Philippines shopping for arms to beef up maritime security
Philippine President Benigno Aquino has approved the purchase of 44 billion pesos ($932.74 million) worth of military equipment to help boost maritime security capability as tensions simmer in the South China Sea, a senior defence official said on Saturday.
Defence Undersecretary Fernando Manalo made the announcement after the government received the first two of a dozen new South Korean-made light fighter jets to enhance the country’s air defense capabilities.
Aquino authorized the multi-year contract to purchase two frigates, eight amphibious assault vehicles, three anti-submarine helicopters, two long-range patrol aircraft, three aerial radars, munitions for the fighters and close support planes, Manalo told reporters.
The FA-50 fighter trainers from South Korea were acquired by the Philippines for 18.9 billion pesos. Seoul has committed to deliver 10 more light fighters until 2017.

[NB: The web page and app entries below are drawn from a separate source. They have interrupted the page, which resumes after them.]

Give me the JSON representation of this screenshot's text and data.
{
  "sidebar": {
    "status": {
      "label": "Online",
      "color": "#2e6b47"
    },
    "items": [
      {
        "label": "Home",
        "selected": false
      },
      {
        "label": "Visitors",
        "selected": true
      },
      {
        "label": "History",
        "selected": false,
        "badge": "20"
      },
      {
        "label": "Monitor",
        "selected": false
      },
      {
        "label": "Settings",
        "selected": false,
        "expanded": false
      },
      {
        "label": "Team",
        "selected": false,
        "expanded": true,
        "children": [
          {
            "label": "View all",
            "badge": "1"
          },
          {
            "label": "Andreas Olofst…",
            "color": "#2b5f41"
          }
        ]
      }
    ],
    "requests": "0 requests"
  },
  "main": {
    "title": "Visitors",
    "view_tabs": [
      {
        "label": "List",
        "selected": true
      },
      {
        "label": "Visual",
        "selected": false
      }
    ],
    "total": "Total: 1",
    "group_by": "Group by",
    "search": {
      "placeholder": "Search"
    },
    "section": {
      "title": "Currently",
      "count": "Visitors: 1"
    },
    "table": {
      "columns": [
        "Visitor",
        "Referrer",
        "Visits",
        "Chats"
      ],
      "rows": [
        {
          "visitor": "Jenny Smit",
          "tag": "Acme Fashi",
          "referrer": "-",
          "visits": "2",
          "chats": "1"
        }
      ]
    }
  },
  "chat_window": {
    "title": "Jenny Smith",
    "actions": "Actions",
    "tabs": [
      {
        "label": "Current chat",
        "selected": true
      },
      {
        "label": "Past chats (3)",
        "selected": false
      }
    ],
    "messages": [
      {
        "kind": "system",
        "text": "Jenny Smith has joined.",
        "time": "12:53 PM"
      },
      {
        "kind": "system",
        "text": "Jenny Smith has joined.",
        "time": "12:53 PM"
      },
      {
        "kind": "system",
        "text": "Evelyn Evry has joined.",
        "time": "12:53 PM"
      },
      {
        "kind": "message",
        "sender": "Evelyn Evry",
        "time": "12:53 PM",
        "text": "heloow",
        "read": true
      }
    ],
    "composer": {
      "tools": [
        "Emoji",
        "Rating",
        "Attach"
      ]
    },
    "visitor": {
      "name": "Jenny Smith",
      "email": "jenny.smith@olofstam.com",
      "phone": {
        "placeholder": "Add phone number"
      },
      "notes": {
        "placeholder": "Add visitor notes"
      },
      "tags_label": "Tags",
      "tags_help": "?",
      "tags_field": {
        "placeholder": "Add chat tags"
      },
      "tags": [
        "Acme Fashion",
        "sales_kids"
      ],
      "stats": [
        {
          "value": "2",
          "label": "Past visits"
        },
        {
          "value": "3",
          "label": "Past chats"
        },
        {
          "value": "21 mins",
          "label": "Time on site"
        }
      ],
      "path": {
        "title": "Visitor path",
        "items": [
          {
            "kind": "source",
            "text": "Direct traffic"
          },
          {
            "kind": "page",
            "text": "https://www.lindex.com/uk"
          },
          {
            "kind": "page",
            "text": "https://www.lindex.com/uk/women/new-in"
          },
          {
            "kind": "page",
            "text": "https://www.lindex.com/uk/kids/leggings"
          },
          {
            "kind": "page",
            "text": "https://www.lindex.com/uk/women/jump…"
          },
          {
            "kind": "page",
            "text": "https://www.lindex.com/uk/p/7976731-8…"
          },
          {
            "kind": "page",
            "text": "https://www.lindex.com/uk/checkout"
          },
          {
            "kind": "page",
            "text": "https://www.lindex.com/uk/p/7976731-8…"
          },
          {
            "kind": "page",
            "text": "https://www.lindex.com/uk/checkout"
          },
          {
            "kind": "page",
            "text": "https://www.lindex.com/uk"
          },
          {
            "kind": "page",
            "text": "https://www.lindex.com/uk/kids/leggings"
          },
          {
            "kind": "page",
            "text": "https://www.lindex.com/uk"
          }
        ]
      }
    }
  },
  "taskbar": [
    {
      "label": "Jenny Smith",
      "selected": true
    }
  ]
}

“We’re glad we are back to the supersonic age,” said Defence Secretary Voltaire Gazmin, witnessing the transfer of the aircraft from Korean Aerospace Inc. to the Philippine Air Force.
The Philippines has had no fighter capability since it mothballed its Vietnam War vintage F-5A/Bs in the mid-2000s. It has a few S-211 Italian trainer jets, acquired in the late 1980s.
“With these aircraft, our capability to guard maritime borders will be enhanced,” an air force general said, declining to be identified because he was not authorized to speak to the media.
“Our response time will be quicker but we would need radar and communications to fully integrate our air defence systems.”
The government has embarked on a five-year, 83 billion peso modernization programme to improve its ability to defend its maritime borders against the creeping expansion of China in the South China Sea.
China has built seven artificial islands in the Spratly Islands and is constructing military facilities, including airfields, ports and lighthouses.
The Philippines’ ill-equipped armed forces are no match for those of China, despite receiving two cutters and coastal radar stations from the United States in 2011. Washington promised to deliver late next year another cutter and two C-130 planes.
China claims 90% of the South China Sea’s 3.5 million sq km (1.35 sq miles) waters. Brunei, Malaysia, the Philippines, Vietnam and Taiwan also have claims to at least parts of the area.